**BRIEF:**
The records below are to be repeated exactly, and their pictures left out.

**WORKING DATA:**
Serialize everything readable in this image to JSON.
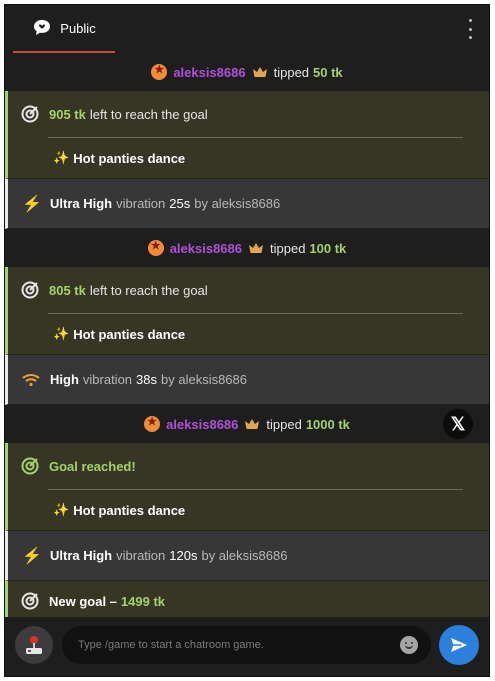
{
  "header": {
    "tab_label": "Public"
  },
  "feed": {
    "tips": [
      {
        "user": "aleksis8686",
        "word": "tipped",
        "amount": "50 tk"
      },
      {
        "user": "aleksis8686",
        "word": "tipped",
        "amount": "100 tk"
      },
      {
        "user": "aleksis8686",
        "word": "tipped",
        "amount": "1000 tk"
      }
    ],
    "goals": [
      {
        "tk": "905 tk",
        "text": "left to reach the goal",
        "item": "Hot panties dance"
      },
      {
        "tk": "805 tk",
        "text": "left to reach the goal",
        "item": "Hot panties dance"
      },
      {
        "reached": "Goal reached!",
        "item": "Hot panties dance"
      }
    ],
    "vibrations": [
      {
        "level": "Ultra High",
        "word": "vibration",
        "duration": "25s",
        "by": "by aleksis8686",
        "icon": "bolt-icon"
      },
      {
        "level": "High",
        "word": "vibration",
        "duration": "38s",
        "by": "by aleksis8686",
        "icon": "wifi-icon"
      },
      {
        "level": "Ultra High",
        "word": "vibration",
        "duration": "120s",
        "by": "by aleksis8686",
        "icon": "bolt-icon"
      }
    ],
    "new_goal": {
      "label": "New goal –",
      "amount": "1499 tk"
    }
  },
  "footer": {
    "placeholder": "Type /game to start a chatroom game."
  },
  "colors": {
    "accent": "#a3d36a",
    "username": "#b14fd8",
    "send": "#2d7fdc",
    "tab_underline": "#c7463e"
  }
}
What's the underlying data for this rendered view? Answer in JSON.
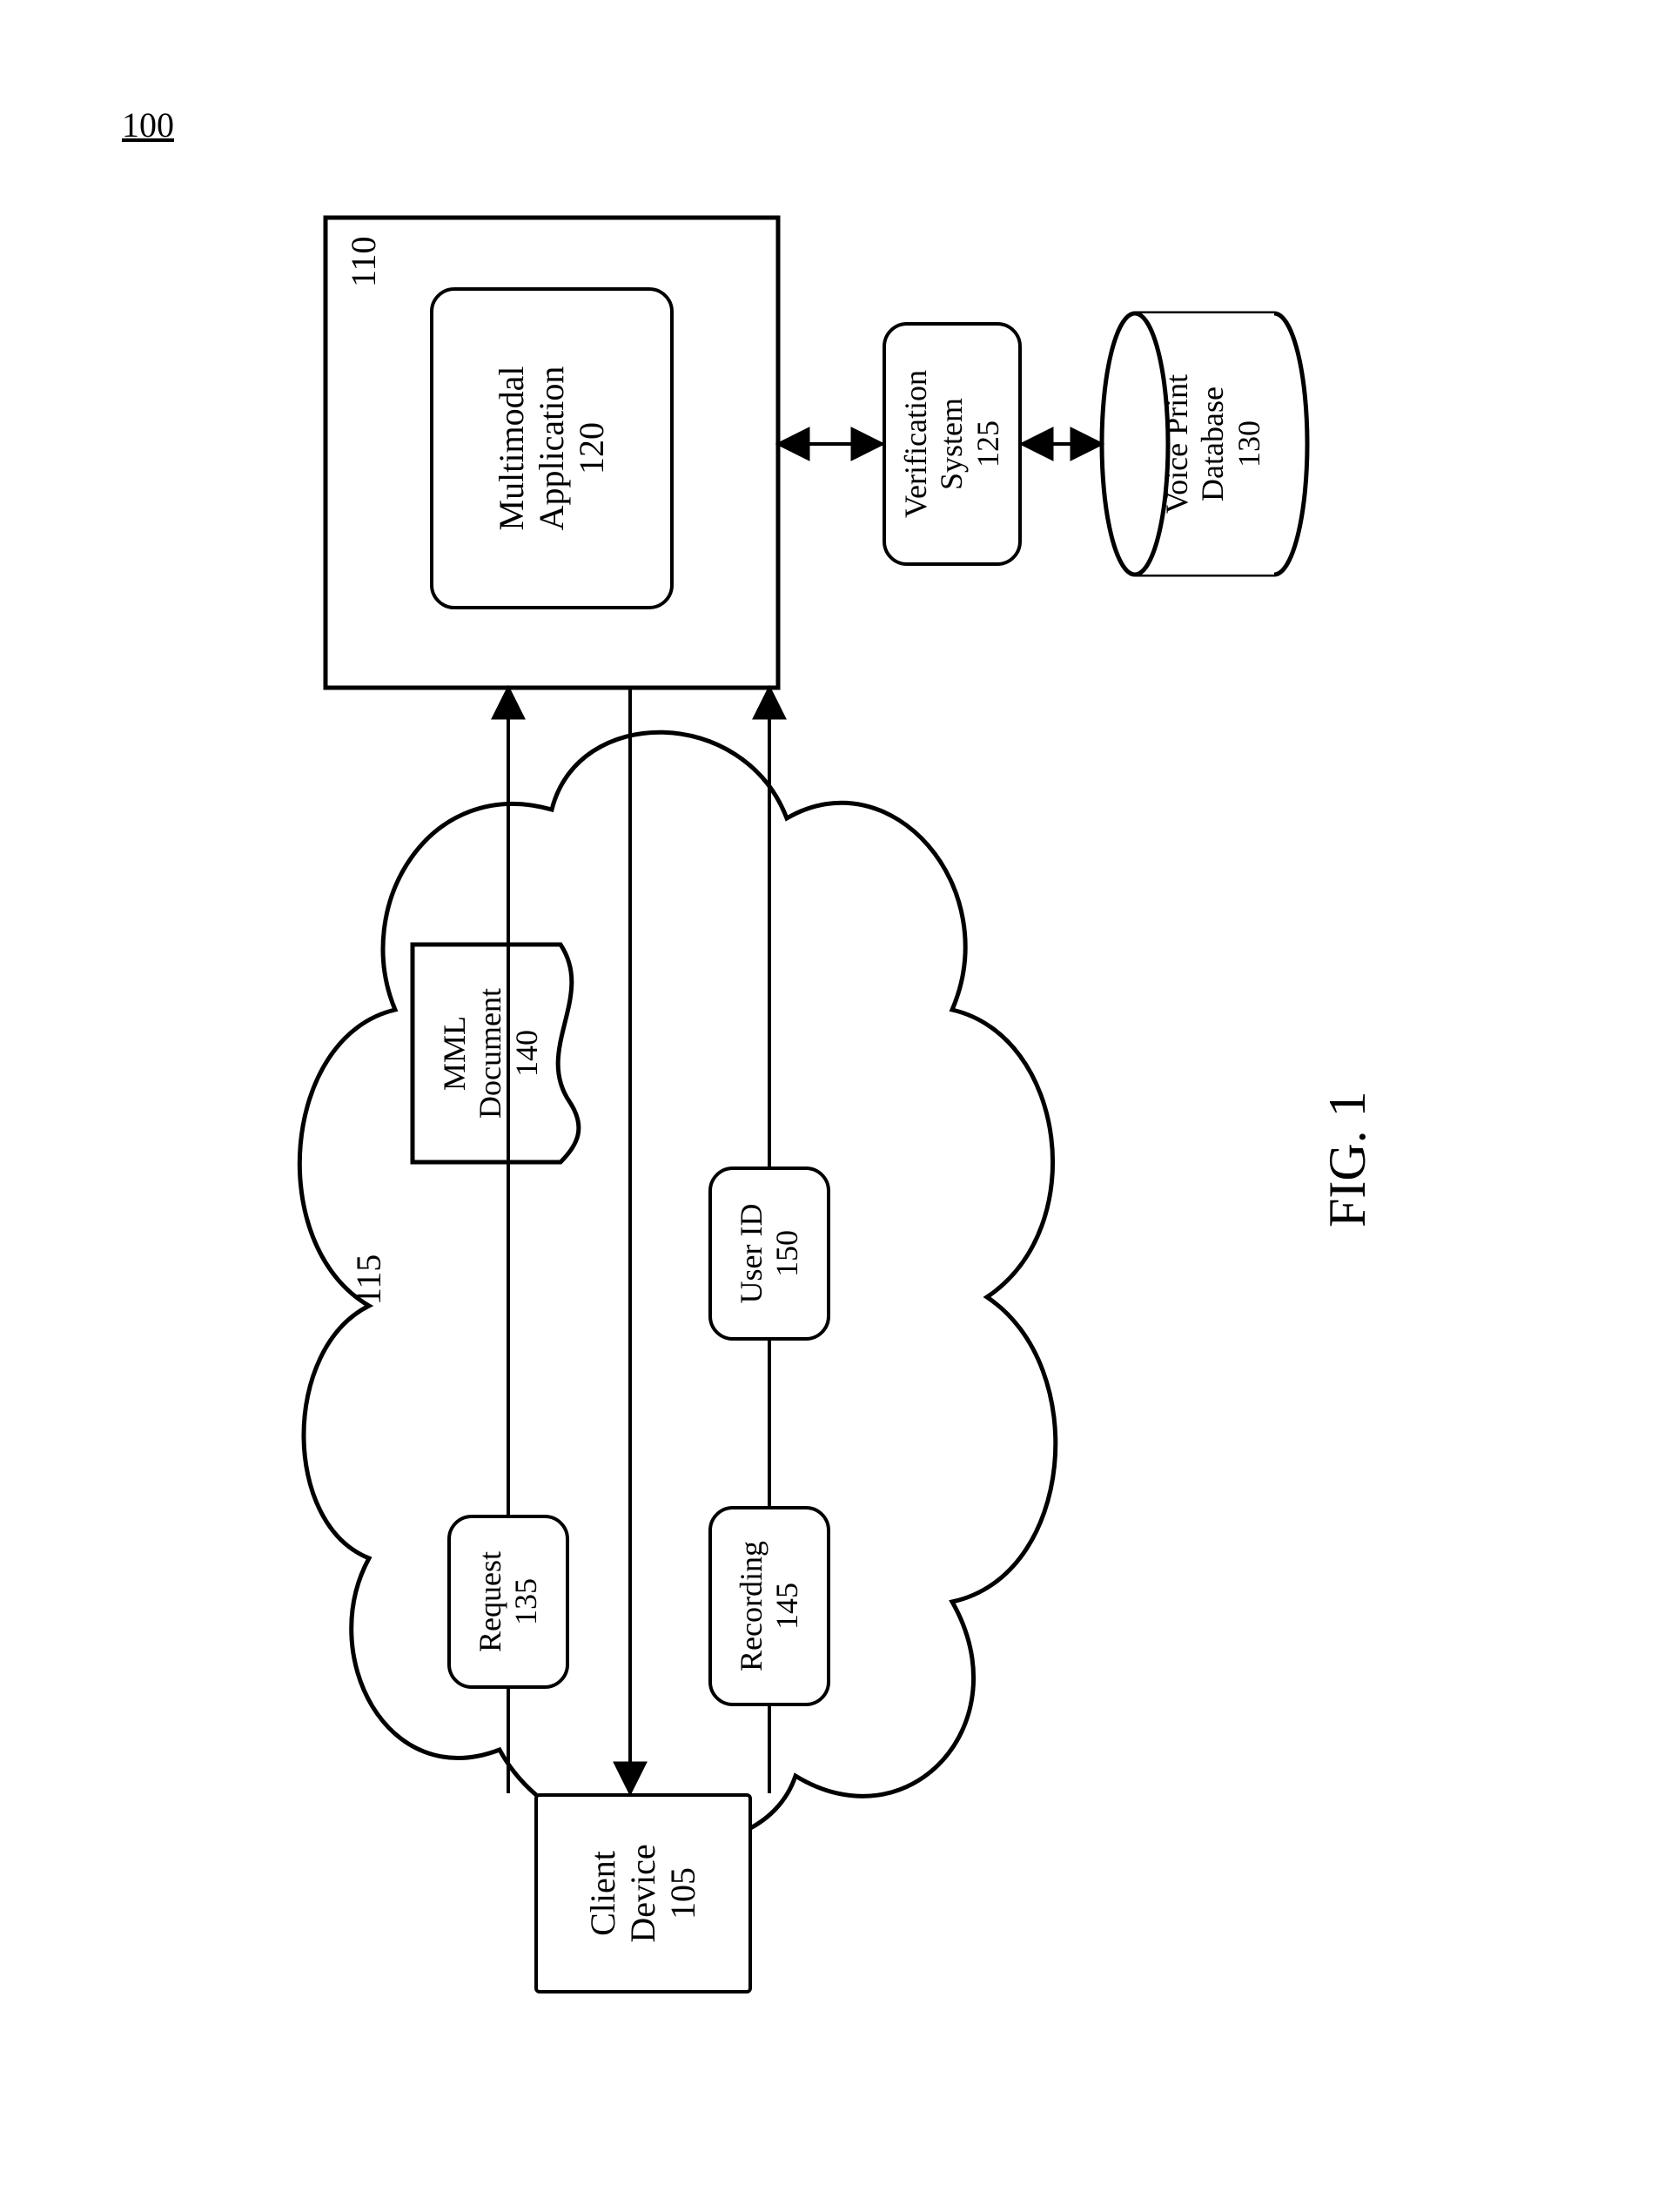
{
  "diagram_ref": "100",
  "figure_label": "FIG. 1",
  "cloud_ref": "115",
  "server_ref": "110",
  "nodes": {
    "client": {
      "line1": "Client",
      "line2": "Device",
      "ref": "105"
    },
    "request": {
      "line1": "Request",
      "line2": "",
      "ref": "135"
    },
    "mml": {
      "line1": "MML",
      "line2": "Document",
      "ref": "140"
    },
    "recording": {
      "line1": "Recording",
      "line2": "",
      "ref": "145"
    },
    "userid": {
      "line1": "User ID",
      "line2": "",
      "ref": "150"
    },
    "app": {
      "line1": "Multimodal",
      "line2": "Application",
      "ref": "120"
    },
    "verify": {
      "line1": "Verification",
      "line2": "System",
      "ref": "125"
    },
    "db": {
      "line1": "Voice Print",
      "line2": "Database",
      "ref": "130"
    }
  }
}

**TASK ANSWER:**
Serialize everything readable in this image to JSON.
{
  "header": {
    "tab_label": "Public"
  },
  "feed": {
    "tips": [
      {
        "user": "aleksis8686",
        "word": "tipped",
        "amount": "50 tk"
      },
      {
        "user": "aleksis8686",
        "word": "tipped",
        "amount": "100 tk"
      },
      {
        "user": "aleksis8686",
        "word": "tipped",
        "amount": "1000 tk"
      }
    ],
    "goals": [
      {
        "tk": "905 tk",
        "text": "left to reach the goal",
        "item": "Hot panties dance"
      },
      {
        "tk": "805 tk",
        "text": "left to reach the goal",
        "item": "Hot panties dance"
      },
      {
        "reached": "Goal reached!",
        "item": "Hot panties dance"
      }
    ],
    "vibrations": [
      {
        "level": "Ultra High",
        "word": "vibration",
        "duration": "25s",
        "by": "by aleksis8686",
        "icon": "bolt-icon"
      },
      {
        "level": "High",
        "word": "vibration",
        "duration": "38s",
        "by": "by aleksis8686",
        "icon": "wifi-icon"
      },
      {
        "level": "Ultra High",
        "word": "vibration",
        "duration": "120s",
        "by": "by aleksis8686",
        "icon": "bolt-icon"
      }
    ],
    "new_goal": {
      "label": "New goal –",
      "amount": "1499 tk"
    }
  },
  "footer": {
    "placeholder": "Type /game to start a chatroom game."
  },
  "colors": {
    "accent": "#a3d36a",
    "username": "#b14fd8",
    "send": "#2d7fdc",
    "tab_underline": "#c7463e"
  }
}
What's the underlying data for this rendered view? Answer in JSON.
{
  "diagram_ref": "100",
  "figure_label": "FIG. 1",
  "cloud_ref": "115",
  "server_ref": "110",
  "nodes": {
    "client": {
      "line1": "Client",
      "line2": "Device",
      "ref": "105"
    },
    "request": {
      "line1": "Request",
      "line2": "",
      "ref": "135"
    },
    "mml": {
      "line1": "MML",
      "line2": "Document",
      "ref": "140"
    },
    "recording": {
      "line1": "Recording",
      "line2": "",
      "ref": "145"
    },
    "userid": {
      "line1": "User ID",
      "line2": "",
      "ref": "150"
    },
    "app": {
      "line1": "Multimodal",
      "line2": "Application",
      "ref": "120"
    },
    "verify": {
      "line1": "Verification",
      "line2": "System",
      "ref": "125"
    },
    "db": {
      "line1": "Voice Print",
      "line2": "Database",
      "ref": "130"
    }
  }
}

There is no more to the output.